    I am normally a very sane and rational man, even-tempered and fair.

    This drone stuff is not fair.

  8. Phillip on May 1st, 2013 17:21

    It’s not fair, Mike, but that’s how the game is played. Your legal options are to call in law enforcement, because hunter harassment is illegal in every state… and this is exactly why.

    I totally get the impulse to shoot the damned things. I’ll be absolutely honest, and say that if I were in the midst of a hunt and some jerk flew a octocopter overhead, I’d be sorely tempted to try to swat it. But from a purely technical perspective, that would make me the more egregious lawbreaker. Sort of like punching one of these assmonkeys for disturbing your hunt in person. Sure, he harassed you… but you just busted his jaw.

    Of course that depends on where you are. I’m pretty sure if something like that happened here in Texas, I’d never even be cited. That’s what happened in Pennsylvania, when a drone was shot down over a pigeon shoot a little while back. Local law enforcement was sympathetic to the hunters. But I’m pretty sure you’d see a different result in NY or CA. Better safe than sorry.

    The upshot is, of course, that at $10K a pop, I can guarantee you won’t see many (if any) of these things actually deployed in the real world.
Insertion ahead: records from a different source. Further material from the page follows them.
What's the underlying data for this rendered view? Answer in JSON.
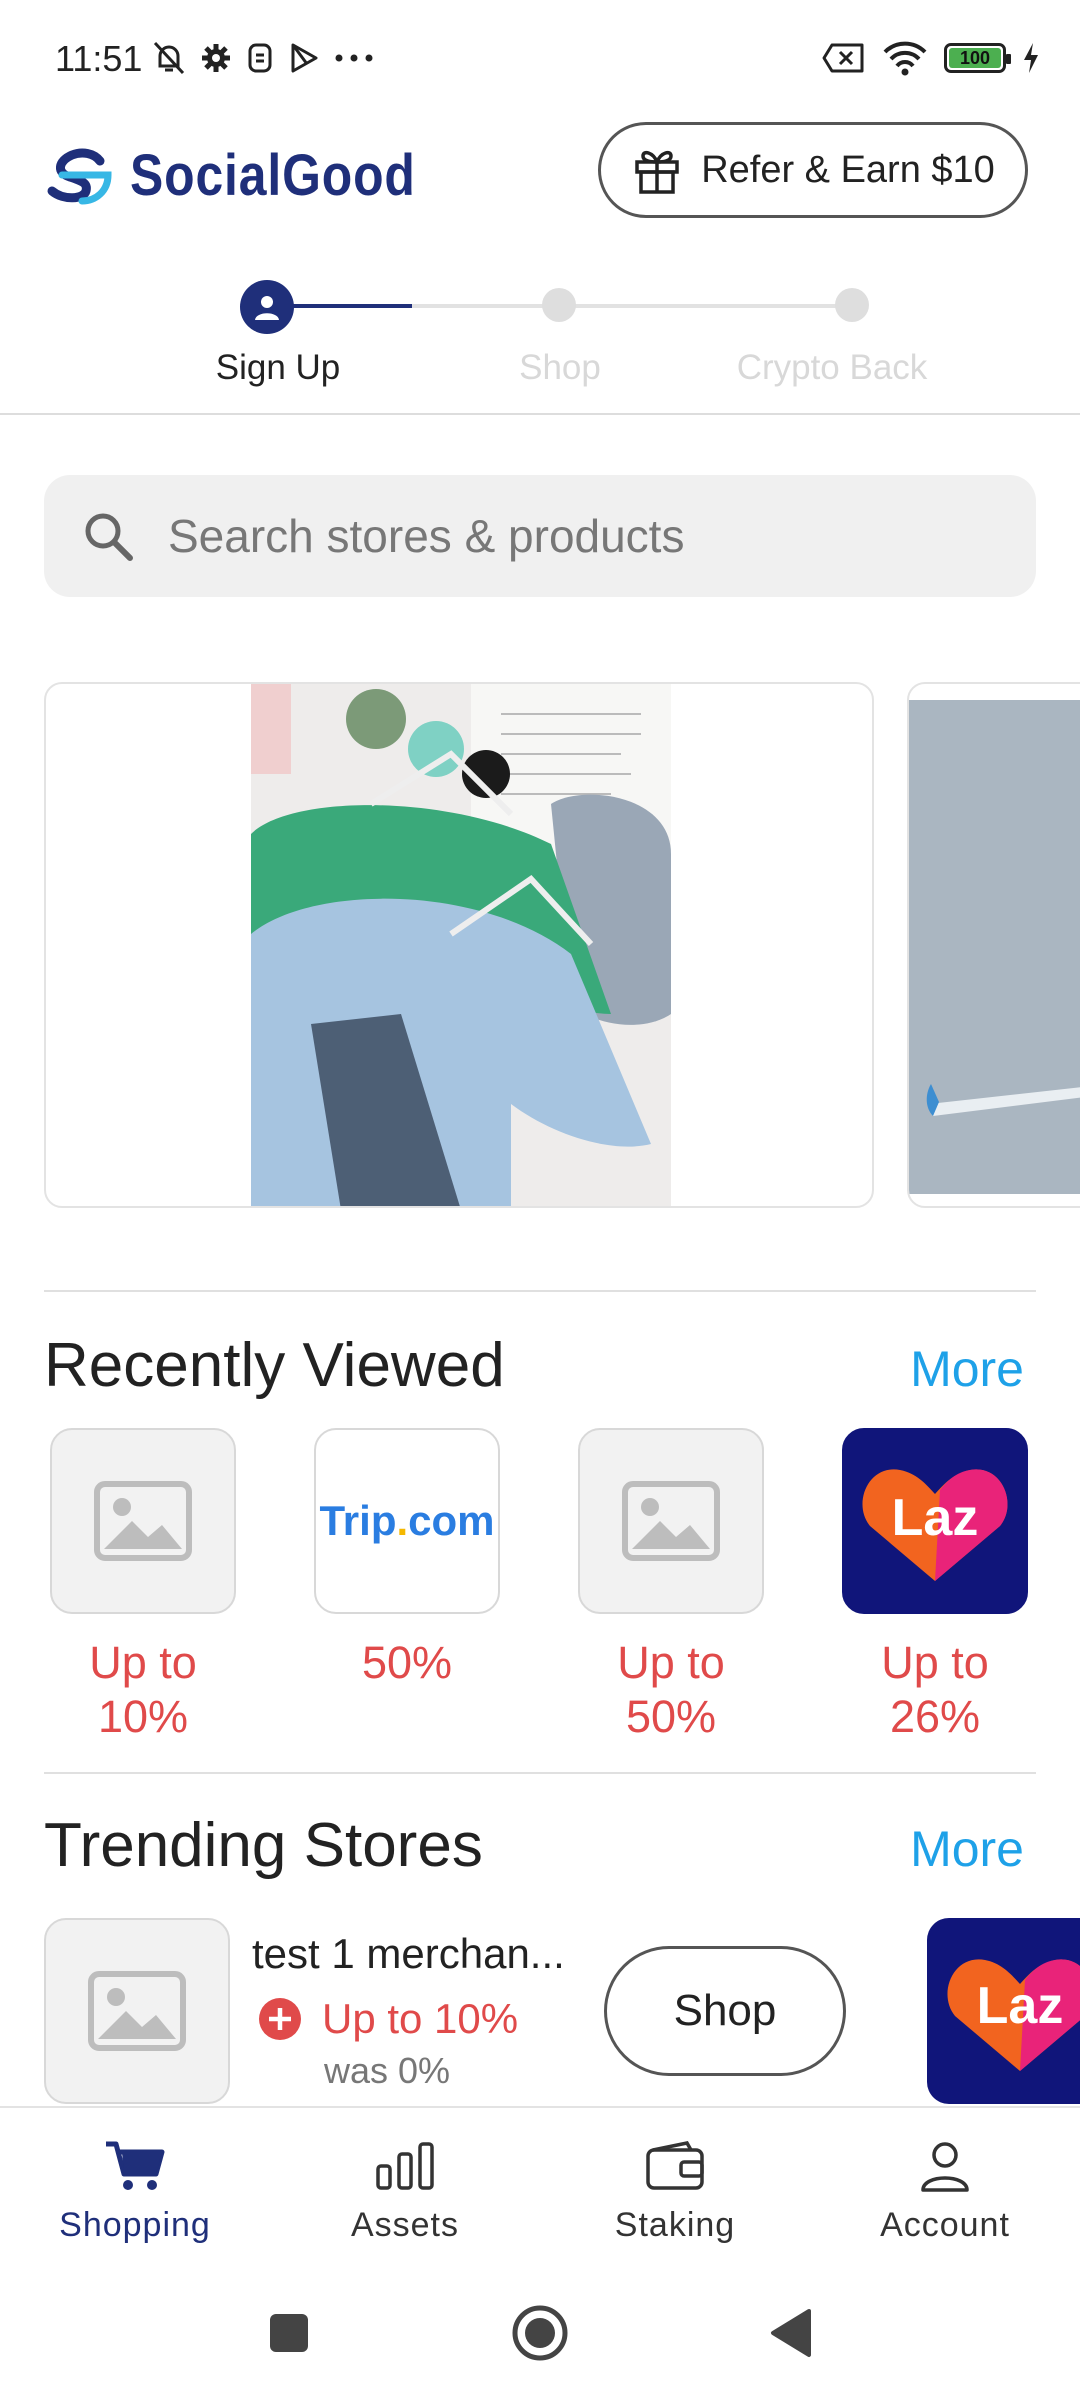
{
  "status_bar": {
    "time": "11:51",
    "battery_level": "100"
  },
  "header": {
    "brand": "SocialGood",
    "refer_label": "Refer & Earn $10"
  },
  "stepper": {
    "steps": [
      {
        "label": "Sign Up",
        "active": true
      },
      {
        "label": "Shop",
        "active": false
      },
      {
        "label": "Crypto Back",
        "active": false
      }
    ]
  },
  "search": {
    "placeholder": "Search stores & products"
  },
  "recently_viewed": {
    "title": "Recently Viewed",
    "more_label": "More",
    "items": [
      {
        "logo": "placeholder-image",
        "rate_line1": "Up to",
        "rate_line2": "10%"
      },
      {
        "logo": "Trip.com",
        "rate_line1": "50%",
        "rate_line2": ""
      },
      {
        "logo": "placeholder-image",
        "rate_line1": "Up to",
        "rate_line2": "50%"
      },
      {
        "logo": "Laz",
        "rate_line1": "Up to",
        "rate_line2": "26%"
      }
    ]
  },
  "trending_stores": {
    "title": "Trending Stores",
    "more_label": "More",
    "item": {
      "name": "test 1 merchan...",
      "rate": "Up to 10%",
      "was": "was 0%",
      "shop_label": "Shop"
    },
    "next_logo": "Laz"
  },
  "bottom_nav": {
    "items": [
      {
        "label": "Shopping",
        "icon": "cart-icon",
        "active": true
      },
      {
        "label": "Assets",
        "icon": "bar-chart-icon",
        "active": false
      },
      {
        "label": "Staking",
        "icon": "wallet-icon",
        "active": false
      },
      {
        "label": "Account",
        "icon": "person-icon",
        "active": false
      }
    ]
  },
  "colors": {
    "brand": "#1f2f7a",
    "accent_link": "#1ea1e8",
    "rate_red": "#e04a4a",
    "lazada_bg": "#10157a"
  }
}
If this happens at all (and I’ve become more sceptical that it really will), it will happen in places where the antis are ensured of a sympathetic audience, and it will be done at some fairly high profile hunt where the media is close at hand to record the results.

  9. Dylan on April 29th, 2013 16:13


    When an adversary is driving you crazy with an “unfair” tactic, it usually means its a winning tactic. It’s the kind of thing that shows up in modern / 4th generation warfare all the time (the Afghan insurgents hate our drones, we hate their booby-traps and landmines).

    In this case it seems like these groups have hit on a pretty good one. It pisses hunters off (and can drains their pocketbooks as you mention), such that they are basically being dared to retaliate. Then the retaliation plays into their hands by bringing legal and/or PR complications.

    If this does become a regular occurrence, I see the following variables mitigating against the tactic’s potential success (I don’t know the answer to any of these, they’re just question marks in my mind):

    1. What is the frequency with which retaliating hunters can be identified and charged by LE? In a crowded field it may be pretty tough to ID the actual culprits. On the other hand LE isn’t going to be pleased about adversarial gunplay in their jurisdictions and may come down hard on everybody / close areas, etc.

    2. What is the actual PR fallout likely to be? While it does make hunters look bad to be destroying property (not to mention endangering public safety by firing rifle rounds into the air), how much will the public care and whose side will they take?

    3. How much funding are these groups willing / able to commit? As Phillip mentioned, these things ain’t cheap. Based on the outcome of 1, and 2, it may not be worth the high cost of replacing drones.

    3b. On the other hand, a good counter-counter-tactic would be to use cheap decoy drones to buzz hunters and draw fire to achieve the same benefits at a fraction of the cost.

    Conclusion, physical retaliation is a losing game (and certainly unsafe).

    Better possible responses (that would need a lawyer to determine their feasiblity):

    1. In your hypothetical example, your claim to enjoyment of your purchased hunt was intentionally ruined. Does this constitute an intentional tort? Tortious interference to your right of enjoyment of public land?

    2. This story raises other potential legal remedies that might bear investigaiton, i.e.: citations for intentionally disturbing wildlife and operation of a UAS without proper FAA registration / airworthiness certification (required for all radio-controlled vehicles used for a purpose other than recreation).

    3. Any regulations against motorized equipment where one is hunting?


    An additional advantage of this counter-measure, in addition to taking the moral (and legal) high ground, is that it is very easy for LE to identify the culprit (they’re the ones with all the radio-control equipment).

    Cheers, and stay safe!

  10. Mike C on May 7th, 2013 10:45

    Thank you Phillip and Dylan. I am grateful for your advice.